Seizures do not
always require urgent care. But call 911 or other emergency services immediately if:
The person having a seizure stops breathing for
longer than 30 seconds. After calling 911
or other emergency services, begin rescue breathing. For more information, see the topic
Dealing With Emergencies.
The seizure lasts longer than 3 minutes. (The person may have
entered a life-threatening state of prolonged seizure called
More than one seizure occurs within 24 hours.
person having a seizure does not respond normally within 1 hour after the
seizure or has any of the following symptoms:
Reduced awareness and wakefulness or is not
Inability to walk or
A seizure occurs after the person complains of a
sudden, severe headache.
A seizure occurs with
signs of a stroke, such as trouble speaking or
understanding speech, loss of vision, and inability to move part or all of one
side of the body.
A seizure follows a head injury.
pregnant woman or a woman who has recently had a baby has a seizure. This could
be a sign of
preeclampsia (toxemia of pregnancy).
In someone with epilepsy, certain triggers can lead to a seizure. Identify and watch for particular behaviors, environments, or physical and emotional signs that precede attacks. It's not uncommon, for example, to feel annoyed or elated several hours prior to a grand mal seizure, and immediately before the attack.
In addition, the person may become aware of a warning "aura" -- perhaps a taste or smell: This warning may allow you to lie down in time to avoid falling. In cases where the aura is a...
If you have been diagnosed with
epilepsy, call your doctor if:
Your seizures become more frequent or more
A serious illness seems to be changing the normal pattern,
frequency, length, or other features of your seizures.
pattern or features of your seizures change. For example, you have never lost

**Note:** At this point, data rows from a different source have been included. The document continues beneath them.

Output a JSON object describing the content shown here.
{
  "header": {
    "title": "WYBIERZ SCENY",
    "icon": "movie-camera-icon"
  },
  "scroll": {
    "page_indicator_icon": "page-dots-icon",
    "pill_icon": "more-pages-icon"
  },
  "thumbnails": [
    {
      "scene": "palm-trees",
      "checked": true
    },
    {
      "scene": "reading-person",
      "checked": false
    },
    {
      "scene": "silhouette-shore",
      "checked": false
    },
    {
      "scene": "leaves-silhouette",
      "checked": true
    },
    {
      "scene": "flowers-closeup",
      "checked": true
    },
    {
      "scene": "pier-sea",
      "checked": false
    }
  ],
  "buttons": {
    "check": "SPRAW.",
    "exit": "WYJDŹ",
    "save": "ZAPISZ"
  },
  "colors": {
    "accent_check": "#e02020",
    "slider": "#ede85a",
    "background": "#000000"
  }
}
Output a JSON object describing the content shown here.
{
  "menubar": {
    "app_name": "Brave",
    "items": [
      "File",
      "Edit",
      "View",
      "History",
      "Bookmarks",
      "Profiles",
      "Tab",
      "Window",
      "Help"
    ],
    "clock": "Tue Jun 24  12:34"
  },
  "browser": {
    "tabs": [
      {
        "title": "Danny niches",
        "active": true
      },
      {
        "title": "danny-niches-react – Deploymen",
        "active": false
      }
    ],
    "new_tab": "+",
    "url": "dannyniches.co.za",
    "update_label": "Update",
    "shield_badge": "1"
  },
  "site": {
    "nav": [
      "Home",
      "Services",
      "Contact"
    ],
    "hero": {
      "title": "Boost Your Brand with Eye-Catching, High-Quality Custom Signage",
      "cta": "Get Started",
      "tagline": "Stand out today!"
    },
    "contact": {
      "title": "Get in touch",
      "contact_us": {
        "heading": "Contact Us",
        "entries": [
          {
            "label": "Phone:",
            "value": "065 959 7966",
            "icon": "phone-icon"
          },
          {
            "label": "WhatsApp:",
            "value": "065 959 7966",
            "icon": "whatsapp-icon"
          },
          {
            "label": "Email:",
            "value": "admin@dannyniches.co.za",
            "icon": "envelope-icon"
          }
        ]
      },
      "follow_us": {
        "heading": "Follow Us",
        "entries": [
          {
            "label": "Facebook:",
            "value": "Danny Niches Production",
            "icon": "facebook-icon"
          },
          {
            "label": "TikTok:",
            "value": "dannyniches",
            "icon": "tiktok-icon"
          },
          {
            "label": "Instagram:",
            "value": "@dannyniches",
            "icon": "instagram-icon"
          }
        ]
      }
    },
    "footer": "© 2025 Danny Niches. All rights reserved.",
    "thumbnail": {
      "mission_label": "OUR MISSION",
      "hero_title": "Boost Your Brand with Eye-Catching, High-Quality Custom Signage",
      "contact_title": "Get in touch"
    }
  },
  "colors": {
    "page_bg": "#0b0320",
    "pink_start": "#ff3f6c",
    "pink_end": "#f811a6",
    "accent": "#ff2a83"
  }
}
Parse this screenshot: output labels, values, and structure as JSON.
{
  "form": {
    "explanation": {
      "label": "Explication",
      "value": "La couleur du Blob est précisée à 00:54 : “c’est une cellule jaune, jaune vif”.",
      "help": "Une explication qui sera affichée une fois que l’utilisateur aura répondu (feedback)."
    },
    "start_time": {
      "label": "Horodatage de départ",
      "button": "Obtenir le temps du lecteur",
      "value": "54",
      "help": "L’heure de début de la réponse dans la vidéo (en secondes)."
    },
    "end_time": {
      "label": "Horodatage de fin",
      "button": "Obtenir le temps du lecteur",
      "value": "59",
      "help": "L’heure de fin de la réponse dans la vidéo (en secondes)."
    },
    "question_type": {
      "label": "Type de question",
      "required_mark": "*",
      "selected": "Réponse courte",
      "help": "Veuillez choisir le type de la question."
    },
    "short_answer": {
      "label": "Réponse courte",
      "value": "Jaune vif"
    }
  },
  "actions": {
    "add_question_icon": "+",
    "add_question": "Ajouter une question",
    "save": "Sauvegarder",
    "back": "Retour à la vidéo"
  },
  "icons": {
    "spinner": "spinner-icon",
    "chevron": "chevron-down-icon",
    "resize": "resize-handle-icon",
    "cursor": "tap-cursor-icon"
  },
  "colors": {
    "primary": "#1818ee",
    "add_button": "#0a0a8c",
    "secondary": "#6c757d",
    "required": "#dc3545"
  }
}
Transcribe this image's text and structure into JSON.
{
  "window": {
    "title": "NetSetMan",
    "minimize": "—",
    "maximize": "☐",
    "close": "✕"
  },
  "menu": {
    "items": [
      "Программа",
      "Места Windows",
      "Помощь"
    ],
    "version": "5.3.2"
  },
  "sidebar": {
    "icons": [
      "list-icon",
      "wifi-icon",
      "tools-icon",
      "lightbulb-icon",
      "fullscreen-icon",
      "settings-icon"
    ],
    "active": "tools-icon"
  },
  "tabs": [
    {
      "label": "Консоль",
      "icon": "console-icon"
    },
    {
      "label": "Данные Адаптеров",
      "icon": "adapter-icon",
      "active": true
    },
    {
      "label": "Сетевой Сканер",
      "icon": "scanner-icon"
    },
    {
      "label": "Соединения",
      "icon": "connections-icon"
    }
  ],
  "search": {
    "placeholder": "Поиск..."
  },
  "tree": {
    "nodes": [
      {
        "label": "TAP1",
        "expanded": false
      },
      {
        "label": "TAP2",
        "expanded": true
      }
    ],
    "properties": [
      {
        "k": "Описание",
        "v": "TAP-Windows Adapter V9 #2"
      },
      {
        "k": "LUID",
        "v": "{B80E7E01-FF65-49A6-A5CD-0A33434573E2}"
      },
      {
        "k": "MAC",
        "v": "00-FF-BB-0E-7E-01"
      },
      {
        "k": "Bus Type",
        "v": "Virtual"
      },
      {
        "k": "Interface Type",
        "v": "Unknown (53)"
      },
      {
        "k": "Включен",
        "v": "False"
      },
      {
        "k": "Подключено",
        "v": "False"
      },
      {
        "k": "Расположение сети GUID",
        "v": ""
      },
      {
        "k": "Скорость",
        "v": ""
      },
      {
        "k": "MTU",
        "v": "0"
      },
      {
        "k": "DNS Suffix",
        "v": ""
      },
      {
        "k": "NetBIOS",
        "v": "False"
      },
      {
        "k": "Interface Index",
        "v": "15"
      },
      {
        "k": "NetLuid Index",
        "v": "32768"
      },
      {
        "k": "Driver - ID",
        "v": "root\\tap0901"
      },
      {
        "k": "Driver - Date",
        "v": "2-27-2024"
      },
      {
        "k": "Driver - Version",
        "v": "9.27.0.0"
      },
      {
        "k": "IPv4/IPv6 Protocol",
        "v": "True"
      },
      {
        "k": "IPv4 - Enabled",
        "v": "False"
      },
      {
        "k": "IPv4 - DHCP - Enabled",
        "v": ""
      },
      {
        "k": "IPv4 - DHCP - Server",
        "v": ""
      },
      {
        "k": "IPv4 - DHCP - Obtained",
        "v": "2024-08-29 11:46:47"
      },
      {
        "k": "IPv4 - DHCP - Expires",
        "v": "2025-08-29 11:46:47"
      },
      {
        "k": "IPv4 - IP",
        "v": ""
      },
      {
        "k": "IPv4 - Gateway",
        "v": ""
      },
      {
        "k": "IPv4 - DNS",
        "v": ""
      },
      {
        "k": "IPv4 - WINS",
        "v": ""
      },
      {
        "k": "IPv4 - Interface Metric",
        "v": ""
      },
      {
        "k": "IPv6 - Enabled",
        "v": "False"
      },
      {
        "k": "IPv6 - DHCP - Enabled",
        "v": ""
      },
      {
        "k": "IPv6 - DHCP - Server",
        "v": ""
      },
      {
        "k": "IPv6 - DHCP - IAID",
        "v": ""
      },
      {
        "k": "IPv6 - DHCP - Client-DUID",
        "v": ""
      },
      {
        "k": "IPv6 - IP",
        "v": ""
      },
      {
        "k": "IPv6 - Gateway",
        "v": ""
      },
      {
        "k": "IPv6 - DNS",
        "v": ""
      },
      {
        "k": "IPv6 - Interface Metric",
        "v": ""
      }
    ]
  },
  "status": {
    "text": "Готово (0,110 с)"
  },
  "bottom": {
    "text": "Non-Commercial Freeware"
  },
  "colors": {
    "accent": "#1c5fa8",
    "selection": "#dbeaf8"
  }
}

consciousness during a seizure before, but now you do. Or you have never
fallen down during a seizure, but now this is happening.
taking antiepileptic medicine and the side effects seem more severe than
expected. When you begin taking a medicine, talk to your doctor about what side
effects you can expect and what problems might mean that your medicine levels
are too high (drug toxicity). You may start having seizures more often if
your medicine levels are too low.
You are pregnant or thinking
about becoming pregnant.
Watchful waiting is appropriate if you have
already been diagnosed with
epilepsy and you have a seizure. But call your doctor
right away if you have a second seizure within a short period of time or if
your seizures have become more frequent or more severe. Your doctor may need to
change the amount of medicine you take or try a different medicine.
If you or your child has a
seizure for the first time, contact your or your
child's doctor to discuss the event and its potential cause. Your doctor may
refer you to a
neurologist. Your regular doctor may be able to
epilepsy treatment after your seizures are under
People with epilepsy who have trouble controlling
seizures and need special care, tests, or surgery can get help at epilepsy
centers. The staff at epilepsy centers include doctors and other health
professionals trained in treating people with this disorder.